▶ Work instruction: Please report, as a single number with no other text, how many lines of the listing contain "file".

▶ Exercise data:
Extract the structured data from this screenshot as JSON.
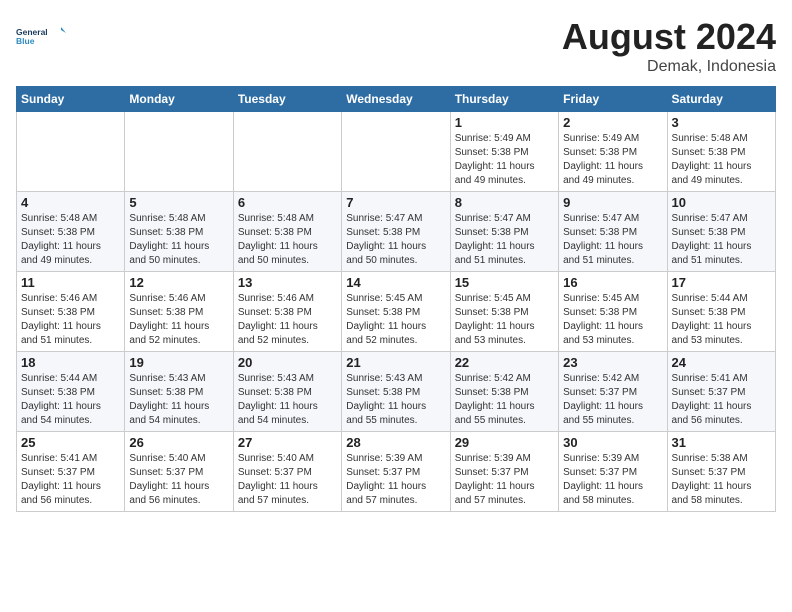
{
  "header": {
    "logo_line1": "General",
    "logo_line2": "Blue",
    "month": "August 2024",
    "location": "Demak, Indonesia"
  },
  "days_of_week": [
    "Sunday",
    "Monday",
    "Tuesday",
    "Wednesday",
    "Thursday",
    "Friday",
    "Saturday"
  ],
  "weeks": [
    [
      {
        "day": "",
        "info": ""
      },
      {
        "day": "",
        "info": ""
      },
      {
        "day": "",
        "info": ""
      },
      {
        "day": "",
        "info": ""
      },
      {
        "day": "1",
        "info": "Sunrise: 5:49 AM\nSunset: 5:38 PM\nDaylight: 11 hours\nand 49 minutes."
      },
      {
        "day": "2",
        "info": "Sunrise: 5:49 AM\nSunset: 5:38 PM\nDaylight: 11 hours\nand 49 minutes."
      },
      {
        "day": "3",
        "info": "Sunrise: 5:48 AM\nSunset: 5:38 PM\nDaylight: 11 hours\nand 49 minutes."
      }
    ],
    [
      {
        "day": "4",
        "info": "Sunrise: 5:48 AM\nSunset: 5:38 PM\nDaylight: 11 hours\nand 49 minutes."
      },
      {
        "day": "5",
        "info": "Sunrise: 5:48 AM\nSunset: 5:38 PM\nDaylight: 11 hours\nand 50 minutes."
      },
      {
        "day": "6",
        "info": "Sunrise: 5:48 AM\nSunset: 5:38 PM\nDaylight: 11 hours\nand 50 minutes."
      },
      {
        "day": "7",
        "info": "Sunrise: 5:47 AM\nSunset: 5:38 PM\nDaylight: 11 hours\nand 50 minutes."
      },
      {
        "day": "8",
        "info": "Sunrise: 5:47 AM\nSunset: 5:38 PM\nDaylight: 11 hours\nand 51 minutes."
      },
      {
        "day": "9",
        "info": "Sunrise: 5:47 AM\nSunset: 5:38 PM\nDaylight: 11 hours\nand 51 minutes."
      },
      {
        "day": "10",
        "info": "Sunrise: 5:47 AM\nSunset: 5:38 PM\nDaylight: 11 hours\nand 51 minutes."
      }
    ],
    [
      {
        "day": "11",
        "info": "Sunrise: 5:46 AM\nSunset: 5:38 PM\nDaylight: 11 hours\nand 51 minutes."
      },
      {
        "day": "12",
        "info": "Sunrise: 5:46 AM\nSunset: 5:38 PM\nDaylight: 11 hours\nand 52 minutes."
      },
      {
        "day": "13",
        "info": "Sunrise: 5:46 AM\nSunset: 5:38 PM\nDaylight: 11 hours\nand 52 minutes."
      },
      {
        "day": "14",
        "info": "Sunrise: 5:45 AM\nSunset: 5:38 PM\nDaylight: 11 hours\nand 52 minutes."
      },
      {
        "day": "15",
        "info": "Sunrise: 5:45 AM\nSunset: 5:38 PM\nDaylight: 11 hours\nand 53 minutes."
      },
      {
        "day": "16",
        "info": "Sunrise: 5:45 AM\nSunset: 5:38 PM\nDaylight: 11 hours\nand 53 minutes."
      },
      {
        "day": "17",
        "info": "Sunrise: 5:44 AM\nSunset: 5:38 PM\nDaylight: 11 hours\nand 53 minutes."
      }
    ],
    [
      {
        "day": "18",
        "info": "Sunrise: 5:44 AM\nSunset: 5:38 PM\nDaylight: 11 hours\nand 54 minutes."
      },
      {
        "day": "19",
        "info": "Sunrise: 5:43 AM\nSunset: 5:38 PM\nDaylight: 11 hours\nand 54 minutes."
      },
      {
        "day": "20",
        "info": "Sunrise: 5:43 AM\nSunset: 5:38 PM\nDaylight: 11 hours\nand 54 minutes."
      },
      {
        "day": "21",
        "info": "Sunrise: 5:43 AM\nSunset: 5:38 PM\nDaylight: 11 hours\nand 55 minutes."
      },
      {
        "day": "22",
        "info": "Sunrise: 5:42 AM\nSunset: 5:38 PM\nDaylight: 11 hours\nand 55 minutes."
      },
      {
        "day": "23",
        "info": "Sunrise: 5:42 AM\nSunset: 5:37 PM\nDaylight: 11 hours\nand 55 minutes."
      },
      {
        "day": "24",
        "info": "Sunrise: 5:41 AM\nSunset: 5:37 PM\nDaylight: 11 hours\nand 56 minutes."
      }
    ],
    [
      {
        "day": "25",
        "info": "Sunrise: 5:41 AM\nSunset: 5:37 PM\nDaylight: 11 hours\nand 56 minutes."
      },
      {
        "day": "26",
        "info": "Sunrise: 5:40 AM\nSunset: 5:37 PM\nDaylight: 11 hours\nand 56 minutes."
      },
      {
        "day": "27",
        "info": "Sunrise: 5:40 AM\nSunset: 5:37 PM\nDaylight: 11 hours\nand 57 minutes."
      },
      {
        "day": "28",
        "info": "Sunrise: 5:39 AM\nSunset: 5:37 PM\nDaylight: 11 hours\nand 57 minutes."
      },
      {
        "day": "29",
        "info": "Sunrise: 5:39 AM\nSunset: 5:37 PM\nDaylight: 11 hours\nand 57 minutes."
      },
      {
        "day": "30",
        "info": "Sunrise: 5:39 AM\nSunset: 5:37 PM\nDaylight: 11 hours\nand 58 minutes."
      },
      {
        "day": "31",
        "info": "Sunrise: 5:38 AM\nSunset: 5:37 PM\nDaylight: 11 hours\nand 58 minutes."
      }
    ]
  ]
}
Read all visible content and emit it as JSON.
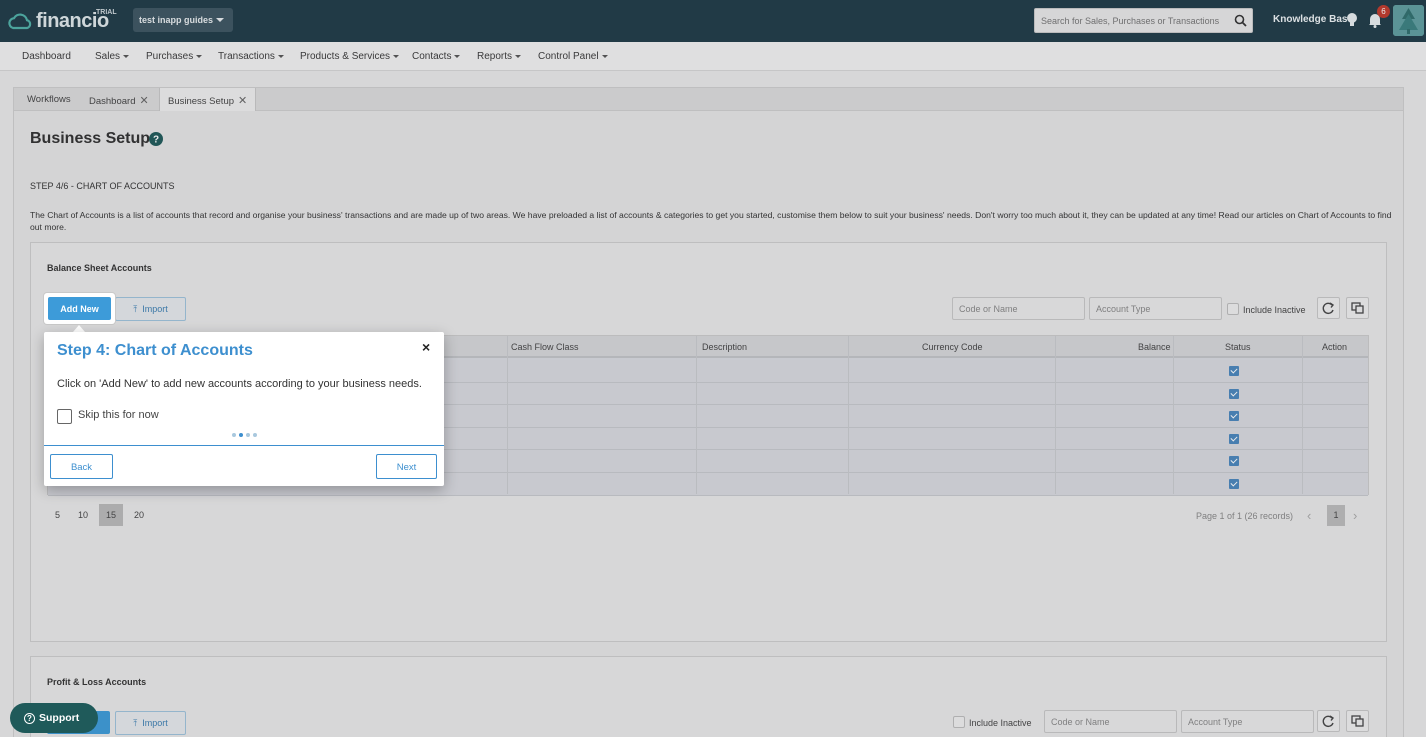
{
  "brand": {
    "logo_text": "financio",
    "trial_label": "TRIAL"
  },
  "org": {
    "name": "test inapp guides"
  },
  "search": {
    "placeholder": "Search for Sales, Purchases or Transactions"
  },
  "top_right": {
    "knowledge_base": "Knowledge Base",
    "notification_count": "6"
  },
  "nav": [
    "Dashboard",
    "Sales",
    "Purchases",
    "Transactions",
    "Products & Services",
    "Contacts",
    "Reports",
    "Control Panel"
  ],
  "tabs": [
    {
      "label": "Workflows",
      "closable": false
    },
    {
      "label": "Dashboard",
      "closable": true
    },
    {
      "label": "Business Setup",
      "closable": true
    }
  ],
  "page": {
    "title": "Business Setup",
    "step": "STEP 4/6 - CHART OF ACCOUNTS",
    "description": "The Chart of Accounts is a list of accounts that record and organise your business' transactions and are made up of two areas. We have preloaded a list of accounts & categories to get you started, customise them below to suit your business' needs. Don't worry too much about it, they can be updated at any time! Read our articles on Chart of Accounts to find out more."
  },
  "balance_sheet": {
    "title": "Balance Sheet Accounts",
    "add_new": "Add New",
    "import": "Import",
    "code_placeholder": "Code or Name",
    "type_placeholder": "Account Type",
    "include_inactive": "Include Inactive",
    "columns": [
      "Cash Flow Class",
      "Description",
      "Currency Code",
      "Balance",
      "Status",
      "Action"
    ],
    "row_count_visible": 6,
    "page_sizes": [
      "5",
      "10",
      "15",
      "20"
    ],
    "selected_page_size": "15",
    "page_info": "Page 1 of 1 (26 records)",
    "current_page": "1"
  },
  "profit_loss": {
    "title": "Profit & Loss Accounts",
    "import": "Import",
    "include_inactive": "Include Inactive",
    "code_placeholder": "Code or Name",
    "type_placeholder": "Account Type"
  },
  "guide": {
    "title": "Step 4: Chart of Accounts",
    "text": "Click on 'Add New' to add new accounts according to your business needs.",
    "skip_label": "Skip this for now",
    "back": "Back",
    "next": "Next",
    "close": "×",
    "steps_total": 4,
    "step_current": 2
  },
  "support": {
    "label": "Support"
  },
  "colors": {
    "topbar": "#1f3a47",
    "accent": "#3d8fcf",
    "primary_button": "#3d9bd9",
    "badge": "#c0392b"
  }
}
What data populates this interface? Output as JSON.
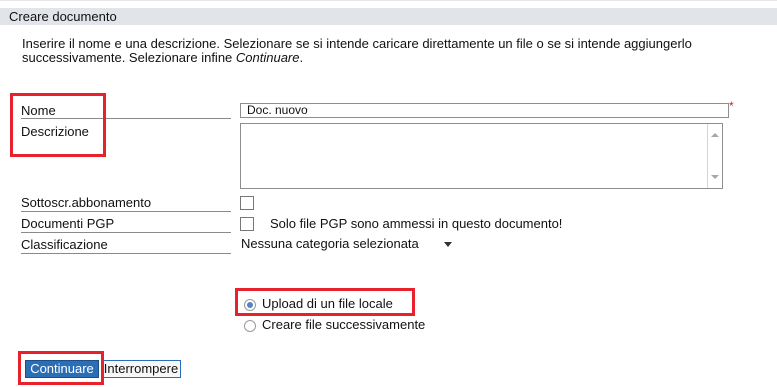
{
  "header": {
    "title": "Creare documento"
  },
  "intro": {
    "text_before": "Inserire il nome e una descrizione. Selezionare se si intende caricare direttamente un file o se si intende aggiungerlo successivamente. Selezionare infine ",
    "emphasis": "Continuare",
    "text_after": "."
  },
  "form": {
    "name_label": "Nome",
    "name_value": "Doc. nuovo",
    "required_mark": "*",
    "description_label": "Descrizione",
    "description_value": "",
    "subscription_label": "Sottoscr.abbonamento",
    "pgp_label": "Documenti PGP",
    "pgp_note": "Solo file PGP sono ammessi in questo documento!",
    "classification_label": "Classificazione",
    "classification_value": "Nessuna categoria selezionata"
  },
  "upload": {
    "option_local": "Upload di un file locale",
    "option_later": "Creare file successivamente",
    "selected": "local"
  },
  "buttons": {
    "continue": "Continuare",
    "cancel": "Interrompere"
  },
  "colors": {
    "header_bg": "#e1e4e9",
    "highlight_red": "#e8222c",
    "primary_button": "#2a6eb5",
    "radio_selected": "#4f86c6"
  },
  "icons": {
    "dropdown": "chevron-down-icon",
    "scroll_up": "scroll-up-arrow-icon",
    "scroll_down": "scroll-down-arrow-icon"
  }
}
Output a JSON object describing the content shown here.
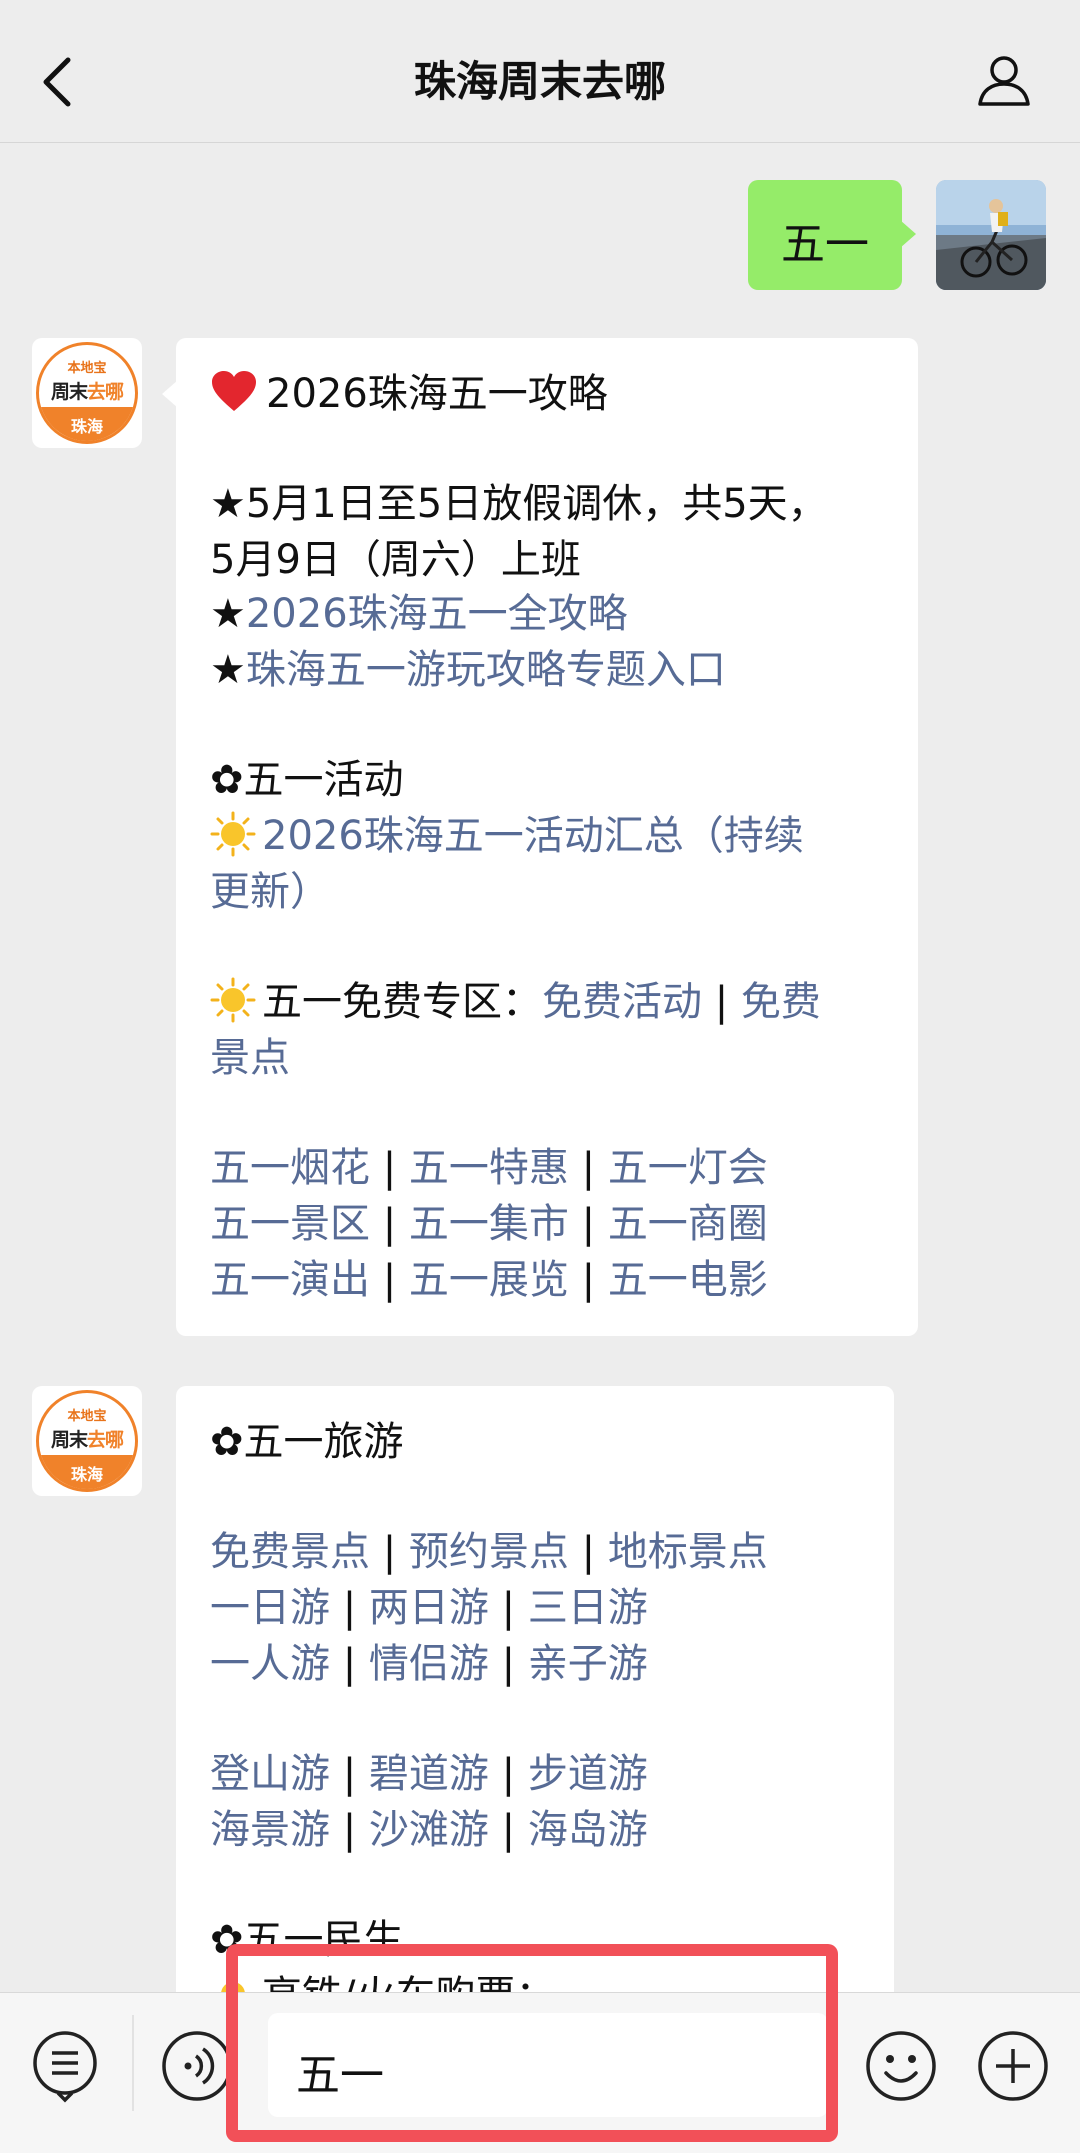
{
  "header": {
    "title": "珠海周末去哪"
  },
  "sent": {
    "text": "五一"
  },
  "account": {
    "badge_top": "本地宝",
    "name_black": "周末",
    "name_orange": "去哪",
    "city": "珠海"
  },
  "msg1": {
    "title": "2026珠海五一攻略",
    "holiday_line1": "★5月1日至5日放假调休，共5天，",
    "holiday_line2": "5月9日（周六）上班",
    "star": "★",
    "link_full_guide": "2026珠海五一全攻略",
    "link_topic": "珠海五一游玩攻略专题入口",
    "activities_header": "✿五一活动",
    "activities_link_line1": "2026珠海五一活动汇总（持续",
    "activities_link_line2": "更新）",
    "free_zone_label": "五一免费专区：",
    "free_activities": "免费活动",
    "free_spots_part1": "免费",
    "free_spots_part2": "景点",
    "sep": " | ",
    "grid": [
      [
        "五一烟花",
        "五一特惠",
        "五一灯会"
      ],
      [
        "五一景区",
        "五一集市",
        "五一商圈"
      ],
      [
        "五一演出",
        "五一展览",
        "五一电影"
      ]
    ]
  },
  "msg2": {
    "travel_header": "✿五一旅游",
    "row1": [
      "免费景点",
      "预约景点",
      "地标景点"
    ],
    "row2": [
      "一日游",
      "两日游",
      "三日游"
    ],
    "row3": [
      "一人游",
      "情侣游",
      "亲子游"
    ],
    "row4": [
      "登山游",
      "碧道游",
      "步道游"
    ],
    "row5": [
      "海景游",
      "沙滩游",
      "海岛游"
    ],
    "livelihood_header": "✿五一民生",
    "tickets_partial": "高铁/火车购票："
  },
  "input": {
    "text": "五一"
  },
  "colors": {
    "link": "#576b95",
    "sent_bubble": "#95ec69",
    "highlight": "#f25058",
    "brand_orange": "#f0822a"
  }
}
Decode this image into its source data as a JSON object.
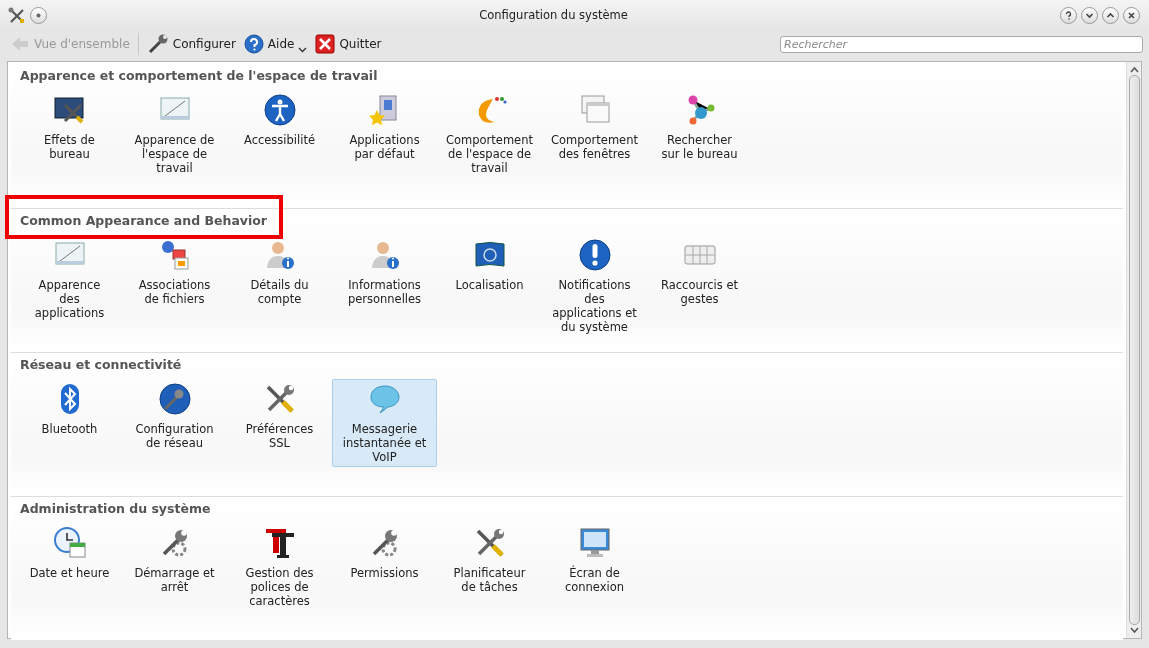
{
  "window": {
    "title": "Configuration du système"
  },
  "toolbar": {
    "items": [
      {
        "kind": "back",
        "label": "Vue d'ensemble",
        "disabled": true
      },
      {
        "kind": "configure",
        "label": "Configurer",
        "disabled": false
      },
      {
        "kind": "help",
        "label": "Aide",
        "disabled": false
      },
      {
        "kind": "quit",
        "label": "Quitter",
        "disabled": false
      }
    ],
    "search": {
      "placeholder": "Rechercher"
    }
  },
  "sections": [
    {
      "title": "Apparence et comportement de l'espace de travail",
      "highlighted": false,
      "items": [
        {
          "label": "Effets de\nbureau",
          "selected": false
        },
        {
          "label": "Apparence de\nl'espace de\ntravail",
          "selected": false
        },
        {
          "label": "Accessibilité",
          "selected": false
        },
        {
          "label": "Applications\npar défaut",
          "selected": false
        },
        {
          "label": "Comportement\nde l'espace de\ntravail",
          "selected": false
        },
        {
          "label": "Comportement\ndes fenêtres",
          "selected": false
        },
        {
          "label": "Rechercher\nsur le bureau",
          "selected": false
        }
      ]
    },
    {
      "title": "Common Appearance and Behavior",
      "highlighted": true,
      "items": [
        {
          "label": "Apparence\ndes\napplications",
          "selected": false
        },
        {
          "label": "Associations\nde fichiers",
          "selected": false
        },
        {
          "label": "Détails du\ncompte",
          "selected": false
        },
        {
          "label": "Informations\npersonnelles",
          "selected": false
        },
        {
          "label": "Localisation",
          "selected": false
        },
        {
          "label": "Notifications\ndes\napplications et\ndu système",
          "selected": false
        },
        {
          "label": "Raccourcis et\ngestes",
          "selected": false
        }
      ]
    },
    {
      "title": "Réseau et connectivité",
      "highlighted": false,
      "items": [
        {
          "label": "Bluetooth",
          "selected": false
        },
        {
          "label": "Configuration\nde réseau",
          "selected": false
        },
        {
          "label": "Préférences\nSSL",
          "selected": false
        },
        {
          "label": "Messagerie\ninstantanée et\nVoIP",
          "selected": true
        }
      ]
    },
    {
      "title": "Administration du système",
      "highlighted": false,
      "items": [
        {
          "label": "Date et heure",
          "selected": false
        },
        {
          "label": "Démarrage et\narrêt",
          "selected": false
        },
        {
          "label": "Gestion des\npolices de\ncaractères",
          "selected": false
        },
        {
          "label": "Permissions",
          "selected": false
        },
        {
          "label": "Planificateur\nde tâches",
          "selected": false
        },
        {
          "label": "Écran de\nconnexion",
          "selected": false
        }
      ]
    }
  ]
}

▶ Written answer: 4